A Lansing City Council member proposed repealing ordinances that permit city police to charge residents with misdemeanors punishable with up to 90 days in jail.
At a Lansing City Council meeting on Feb. 8, Brian Jackson introduced 15 ordinances to repeal that will be discussed by the Council and reviewed by police at upcoming meetings.
In a Feb. 4 memorandum, Jackson wrote that police have the discretion to charge residents for simple violations of ordinances, such as loitering near where controlled substances are sold, playing in streets and engaging in boisterous conduct.
Why did Jackson introduce the proposal to repeal ordinances?
Jackson said he considered police reform and because of his background as a public defender.
As an Ingham County assistant public defender, Jackson deals with many cases involving misdemeanors, and when Jackson was an assistant Lansing city attorney, he prosecuted some misdemeanors.
“I realized that the consequences to misdemeanor crimes are very expansive beyond just having to go to jail sometimes and get arrested or pay fines and costs or be on probation,” Jackson said. “Also, people lose their jobs, they lose their cars, their family gets split up and a lot of other things.”
Jackson said he examined Lansing’s code that lists misdemeanor crimes and examined if each one warrants the current sanctions. For each ordinance, Jackson considered if it is something that Lansing residents think is worthy of investigation and punishment.
For example, Jackson noted one ordinance, loitering in a drug area, allows police to charge an individual for being near a drug sale.
“So now it just gives the police overreaching discretion to basically question and do whatever they want to anybody in that area, instead of targeting people who are possessing drugs or selling drugs which are both illegal under state law,” Jackson said.
The 15 ordinances considered for repeal organized by general categories.
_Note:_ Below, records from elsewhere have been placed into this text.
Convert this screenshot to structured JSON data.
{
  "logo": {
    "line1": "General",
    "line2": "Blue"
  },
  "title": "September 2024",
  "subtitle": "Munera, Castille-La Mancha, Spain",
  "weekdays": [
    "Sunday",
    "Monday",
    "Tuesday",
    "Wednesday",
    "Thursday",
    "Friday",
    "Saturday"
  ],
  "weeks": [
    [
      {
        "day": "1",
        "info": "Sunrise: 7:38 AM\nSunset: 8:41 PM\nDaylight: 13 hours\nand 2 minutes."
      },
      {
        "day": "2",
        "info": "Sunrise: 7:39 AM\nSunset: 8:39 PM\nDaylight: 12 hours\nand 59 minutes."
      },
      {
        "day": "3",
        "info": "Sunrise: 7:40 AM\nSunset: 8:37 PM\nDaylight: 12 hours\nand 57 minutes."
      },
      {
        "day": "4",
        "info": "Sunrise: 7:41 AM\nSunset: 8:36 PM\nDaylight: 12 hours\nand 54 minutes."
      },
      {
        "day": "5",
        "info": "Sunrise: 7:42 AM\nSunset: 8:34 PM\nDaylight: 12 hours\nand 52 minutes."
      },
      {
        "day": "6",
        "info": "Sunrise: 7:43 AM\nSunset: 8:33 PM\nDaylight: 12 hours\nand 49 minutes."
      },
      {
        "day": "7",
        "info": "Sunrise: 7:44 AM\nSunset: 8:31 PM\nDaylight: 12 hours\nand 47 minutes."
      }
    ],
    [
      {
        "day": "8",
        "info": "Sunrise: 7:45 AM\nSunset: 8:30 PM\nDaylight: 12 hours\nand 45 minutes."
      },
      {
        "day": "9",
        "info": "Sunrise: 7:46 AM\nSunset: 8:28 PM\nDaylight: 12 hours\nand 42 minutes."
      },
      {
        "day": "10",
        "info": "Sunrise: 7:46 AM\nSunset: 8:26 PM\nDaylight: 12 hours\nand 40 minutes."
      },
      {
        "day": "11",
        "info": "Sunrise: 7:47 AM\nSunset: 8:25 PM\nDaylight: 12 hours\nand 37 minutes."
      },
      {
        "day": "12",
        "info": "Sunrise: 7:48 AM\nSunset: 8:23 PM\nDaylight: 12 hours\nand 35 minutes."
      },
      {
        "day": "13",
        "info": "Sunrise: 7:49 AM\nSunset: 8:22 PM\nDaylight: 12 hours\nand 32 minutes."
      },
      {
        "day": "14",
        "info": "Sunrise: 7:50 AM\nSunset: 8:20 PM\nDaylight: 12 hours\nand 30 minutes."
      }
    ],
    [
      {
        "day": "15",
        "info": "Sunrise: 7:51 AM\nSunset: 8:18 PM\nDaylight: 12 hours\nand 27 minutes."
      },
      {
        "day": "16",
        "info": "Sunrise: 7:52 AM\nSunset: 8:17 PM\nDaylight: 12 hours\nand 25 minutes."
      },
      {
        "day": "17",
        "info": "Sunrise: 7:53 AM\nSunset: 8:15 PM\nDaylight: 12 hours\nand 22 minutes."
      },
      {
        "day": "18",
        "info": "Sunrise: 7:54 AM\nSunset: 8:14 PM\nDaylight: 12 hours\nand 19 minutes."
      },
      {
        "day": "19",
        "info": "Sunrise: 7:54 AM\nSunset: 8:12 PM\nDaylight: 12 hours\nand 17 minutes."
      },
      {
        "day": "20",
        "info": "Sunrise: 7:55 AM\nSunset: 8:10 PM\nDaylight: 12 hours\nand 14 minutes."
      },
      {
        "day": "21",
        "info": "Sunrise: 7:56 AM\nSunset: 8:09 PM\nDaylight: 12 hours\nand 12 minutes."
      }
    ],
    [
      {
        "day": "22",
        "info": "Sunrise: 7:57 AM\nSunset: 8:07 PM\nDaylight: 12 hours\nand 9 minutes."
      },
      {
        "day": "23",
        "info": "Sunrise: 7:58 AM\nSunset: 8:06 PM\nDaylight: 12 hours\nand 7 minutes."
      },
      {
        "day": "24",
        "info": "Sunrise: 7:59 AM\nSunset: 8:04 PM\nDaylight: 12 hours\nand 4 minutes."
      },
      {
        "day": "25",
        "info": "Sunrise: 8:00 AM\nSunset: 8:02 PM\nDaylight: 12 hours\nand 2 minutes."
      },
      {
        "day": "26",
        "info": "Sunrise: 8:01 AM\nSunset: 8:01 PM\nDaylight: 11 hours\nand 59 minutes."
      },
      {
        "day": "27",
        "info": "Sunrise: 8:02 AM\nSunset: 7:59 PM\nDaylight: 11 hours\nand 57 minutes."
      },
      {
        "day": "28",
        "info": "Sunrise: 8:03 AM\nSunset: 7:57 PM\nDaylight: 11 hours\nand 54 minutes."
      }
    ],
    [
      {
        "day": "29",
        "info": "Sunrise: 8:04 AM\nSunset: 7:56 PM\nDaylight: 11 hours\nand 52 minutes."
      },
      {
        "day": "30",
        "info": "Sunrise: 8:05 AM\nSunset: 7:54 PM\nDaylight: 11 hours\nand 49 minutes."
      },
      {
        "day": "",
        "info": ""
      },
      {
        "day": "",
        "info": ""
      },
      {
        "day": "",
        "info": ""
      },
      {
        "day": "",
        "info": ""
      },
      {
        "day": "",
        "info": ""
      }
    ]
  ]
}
Graphic by Jack Harrison.
What is next for the proposal?
Council Member Patricia Spitzley said the Council will hear from departments impacted by the proposal, which includes the police, courts and the Lansing City Attorney’s Office.
Spitzley said the ordinances will be discussed by the Council’s sub-committee on diversity, equity and inclusion.
“When looking at repealing ordinances, it is important to make sure that all parties potentially impacted have the opportunity to provide input and information on how these changes will impact their operations,” Spitzley said. “This is not a quick, nor is it a simple process.”
Jackson said he anticipates criminal justice professors might attend the committee. The committee will vote on each ordinance and each would then be discussed at a public hearing.
Then, ordinances would return to the subcommittee before a vote by the Council.
How do Lansing residents view the proposal and police reform?
Jackson said many residents support the repeal.
“Since I’ve introduced these and asked people for their input, I’ve heard a lot of people, mostly for, but also some against,” Jackson said. “I’ve encouraged everybody to come to Council Committee meetings and to voice their opinion throughout the whole process.”
Lansing resident Tomas Keck said he is in favor of repealing the ordinances.
Growing up playing in the street with friends, Keck said there is no reason for police to arrest children for this and he believes some misdemeanors are overreaching.
Keck said that his friends said they experience frequent police patrols in their neighborhoods.
Keck believes this proposal to repeal ordinances is a good step to reduce incarcerations and address systemic racism.
Spitzley said some community members are “totally supportive of the police,” others want “total defunding of the police” and others are in the middle.
“There is a group that is supportive of the police but understand that there needs to be some reform and they expect us to be thoughtful and deliberate in our review of the LPD and any changes we may suggest,” Spitzley said.
Jackson said he hopes people keep an open mind and understand that the proposed repeal will not cause more crime. They are still prohibited under other ordinances and state laws.
“Our officers shouldn’t want to have that type of discretion just because I think that when it’s applied disproportionately in certain neighborhoods, it damages the community-police relationship,” Jackson said.